Saturday, January 19, 2008

How to Play the Didgeridoo

I have a didgeridoo by my desk. According to Wikipedia "The didgeridoo (or didjeridu) is a wind instrument of the Indigenous Australians of northern Australia."

Didgeridoos sound weird, like giant, alien kazoos. Here's a video clip of an aboriginal Australian artist playing the didge. Note that he never stops to take a breath . There is continuous sound. How does he do it? The secret is in his cheeks.

It's called "circular breathing".

I made my own didge from a length of PVC pipe and beeswax (for the mouthpiece). Just getting a sound out of it at all is tricky unless you're an experienced horn player. You have to buzz your lips, like blowing a raspberry, at just the right frequency, with your mouth pressed tightly against the mouthpiece. At first all you get is elephant farts.

Keep practicing! After many frustrating hours of blowing elephant farts, and wondering why the hell you're wasting your time with this ridiculous project, you'll figure out how to get a tone. Practice more! Practice until your lips are numb, your face is red, your head is spinning, and your didge is leaking saliva. (Sorry - it's gross but true. You can't blow raspberries down a tube for 20 minutes at a time without spraying spit. Go ahead: try to prove me wrong!)

OK, so now you can reliably get a tone out of your didge. You are so proud! Show all your friends. Practice changing the shape of your mouth to get different overtones and fancy flourishes. Cool!

But. You still have to stop when your lungs are empty and take another gasp of air to keep going. This breaks up the soothing, hypnotic, didgey drone that you are ultimately aiming for. Now is the time to take that next step to CIRCULAR BREATHING.

Actually, circular breathing is a misnomer. It's not circular at all. As the old saying goes, you can't suck and blow at the same time. The trick is: you fill up your cheeks with air, like a bagpiper's bag. Then, as you quickly sniff more air in through your nose, you squeeze out the air in your cheeks to keep the sound going. You have to take a lot of quick sniffs to fill your lungs, because you don't have time for a deep breath.

Sounds complicated? Let's break it down. First pretend you have some water in your mouth. Now squirt that water out through your lips in a slow stream. Got it? Try it with real water if you're not sure. Once you're comfortable with the slow squirting-out thing, try doing it at the same time as sniffing in through your nose. Squirt+sniff! Squirt+sniff! Good! OK, you just did some circular breathing!

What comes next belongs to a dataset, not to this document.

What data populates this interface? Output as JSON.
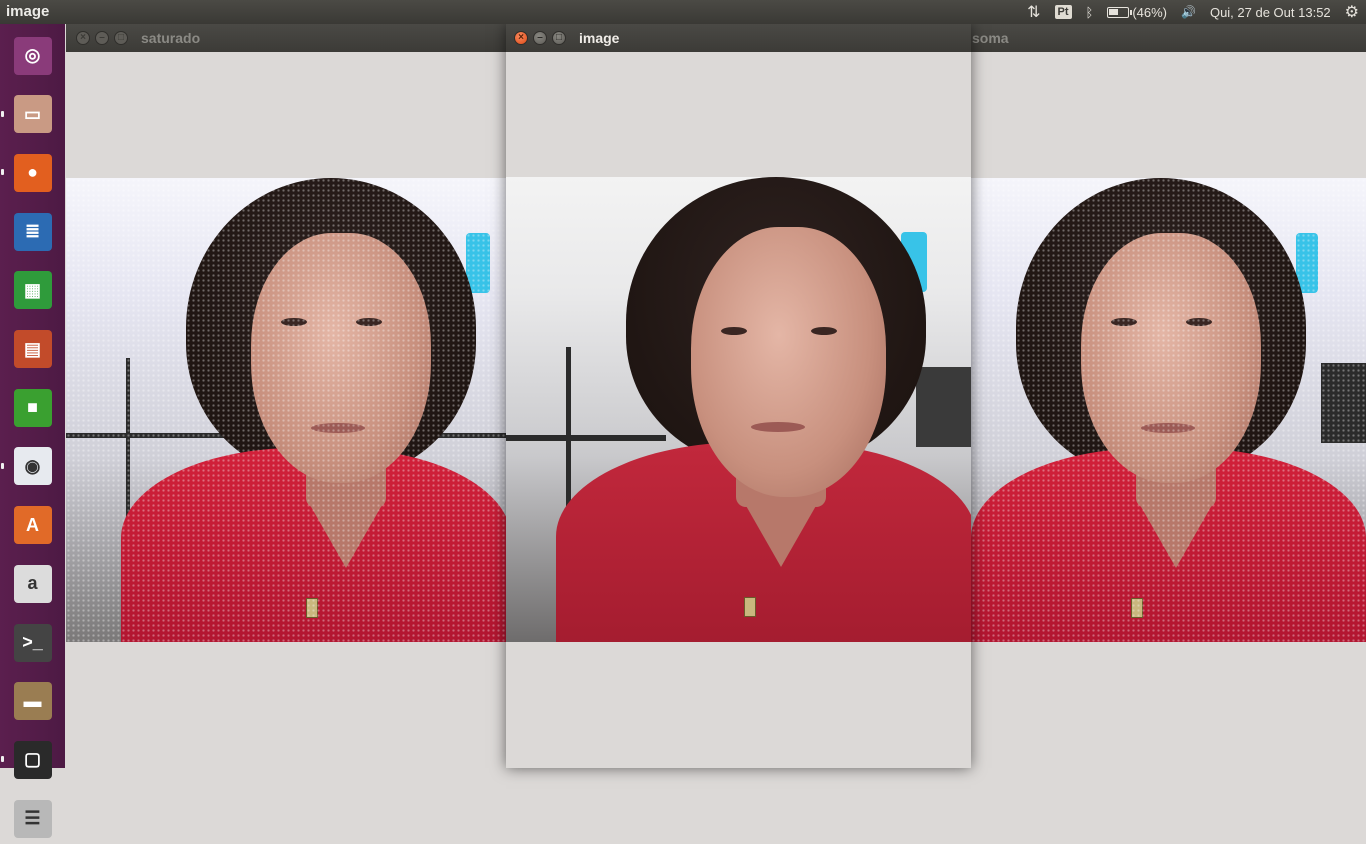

Now you just have to take that over to your didge and keep your lips buzzing the whole time you're at it. Yeah, that's a little harder. It'll take some practicing. Don't worry, your neighbours love didge sounds. Everyone does! I promise. They'll be at your door begging for lessons of their own.

I don't play my didge much, but it's like riding a bicycle. Once you learn, you won't forget. I'm not as good as the guy in the video, and I tend to choke when playing for an audience, but I like being able to say that I can do it. I think it complements my training in violin, and ballet very nicely.


Maxie said...

circular breathing is how kenny g broke the world record for the longest continuous note.

now i feel like a loser for knowing that, lol.

Melanie said...

i am clueless. i think I would faint if i had to do circular breathing.

happy spork award winner here.

jameil1922 said...

former horn player here... what on earth possessed you to make one of those? that sound is not at all pleasing to my ears.

Warped Mind of Ron said...

Wow! So multi-talented. You make me feel like an underachiever.

R.E.H. said...

When I first read this I thought you said you had one of those "didge-Di-Doos" in your desk, and I thought what size is her desk anyway?

Wasn't until I reread the first paragraph that it was in fact by your desk.

That's a cool instrument by the way ;)

Sparkling Red said...

Maxie: I love bizarre factoids like that! Kenny G, huh. Awesome!

Melanie: Yeah, I can only practice it for so long at one time before I start to get light-headed.

Jameil: I signed up for a course on "Soundwork" - using various types of sounds in a therapeutic and/or teambuilding context. The didgeridoo was one element of the course. Granted, it's not exactly melodic, but it has a certain appeal when you're there in person.

Ron: Ha! Thanks. It's not exactly the most useful skill on my resume. ;-)

R.E.H.: I'm imagining a HUGE desk with a giant pencil cup, a didgeridoo nesting among the oversize pencils. My didge is 5 feet long - so no, it wouldn't fit in or on my desk. :-)

Keera Ann Fox said...

I never knew this about didgeridoos or breathing. Thanks! I have meditated to the sound. Very soothing and something I'd love to repeat.

Jenski said...

I am so impressed you know how to play the didgeridoo! I spent time in Australia and it always amazed me how they could play continuously. Apparently you just use your cheeks like a bagpipe!